* _SOURCE DATA_
────
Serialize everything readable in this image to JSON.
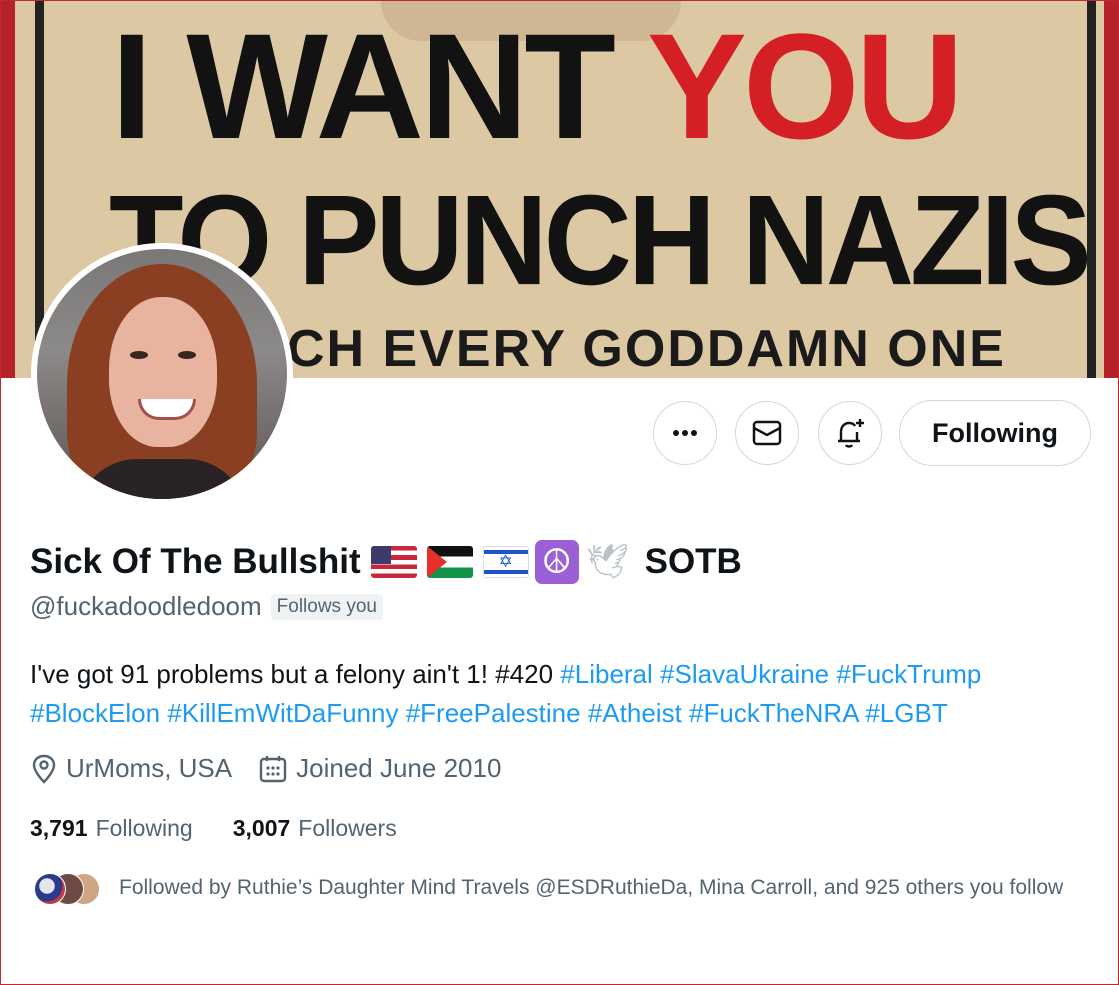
{
  "banner": {
    "line1_a": "I WANT",
    "line1_b": "YOU",
    "line2": "TO PUNCH NAZIS",
    "line3": "CH EVERY GODDAMN ONE"
  },
  "actions": {
    "more_icon": "more-horizontal-icon",
    "message_icon": "envelope-icon",
    "notify_icon": "bell-plus-icon",
    "following_label": "Following"
  },
  "profile": {
    "name": "Sick Of The Bullshit",
    "name_suffix": "SOTB",
    "flags": [
      "us-flag",
      "palestine-flag",
      "israel-flag",
      "peace-symbol",
      "dove"
    ],
    "peace_glyph": "☮",
    "dove_glyph": "🕊",
    "israel_star": "✡",
    "handle": "@fuckadoodledoom",
    "follows_you": "Follows you"
  },
  "bio": {
    "plain": "I've got 91 problems but a felony ain't 1! #420 ",
    "tags": [
      "#Liberal",
      "#SlavaUkraine",
      "#FuckTrump",
      "#BlockElon",
      "#KillEmWitDaFunny",
      "#FreePalestine",
      "#Atheist",
      "#FuckTheNRA",
      "#LGBT"
    ]
  },
  "meta": {
    "location": "UrMoms, USA",
    "joined": "Joined June 2010"
  },
  "stats": {
    "following_count": "3,791",
    "following_label": "Following",
    "followers_count": "3,007",
    "followers_label": "Followers"
  },
  "followed_by": {
    "text": "Followed by Ruthie’s Daughter Mind Travels @ESDRuthieDa, Mina Carroll, and 925 others you follow"
  },
  "colors": {
    "accent": "#1d9bf0",
    "secondary_text": "#536471",
    "primary_text": "#0f1419",
    "border": "#cfd9de"
  }
}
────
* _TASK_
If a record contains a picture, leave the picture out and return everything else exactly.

* _EXERCISE OUTPUT_
Serialize everything readable in this image to JSON.
{
  "banner": {
    "line1_a": "I WANT",
    "line1_b": "YOU",
    "line2": "TO PUNCH NAZIS",
    "line3": "CH EVERY GODDAMN ONE"
  },
  "actions": {
    "more_icon": "more-horizontal-icon",
    "message_icon": "envelope-icon",
    "notify_icon": "bell-plus-icon",
    "following_label": "Following"
  },
  "profile": {
    "name": "Sick Of The Bullshit",
    "name_suffix": "SOTB",
    "flags": [
      "us-flag",
      "palestine-flag",
      "israel-flag",
      "peace-symbol",
      "dove"
    ],
    "peace_glyph": "☮",
    "dove_glyph": "🕊",
    "israel_star": "✡",
    "handle": "@fuckadoodledoom",
    "follows_you": "Follows you"
  },
  "bio": {
    "plain": "I've got 91 problems but a felony ain't 1! #420 ",
    "tags": [
      "#Liberal",
      "#SlavaUkraine",
      "#FuckTrump",
      "#BlockElon",
      "#KillEmWitDaFunny",
      "#FreePalestine",
      "#Atheist",
      "#FuckTheNRA",
      "#LGBT"
    ]
  },
  "meta": {
    "location": "UrMoms, USA",
    "joined": "Joined June 2010"
  },
  "stats": {
    "following_count": "3,791",
    "following_label": "Following",
    "followers_count": "3,007",
    "followers_label": "Followers"
  },
  "followed_by": {
    "text": "Followed by Ruthie’s Daughter Mind Travels @ESDRuthieDa, Mina Carroll, and 925 others you follow"
  },
  "colors": {
    "accent": "#1d9bf0",
    "secondary_text": "#536471",
    "primary_text": "#0f1419",
    "border": "#cfd9de"
  }
}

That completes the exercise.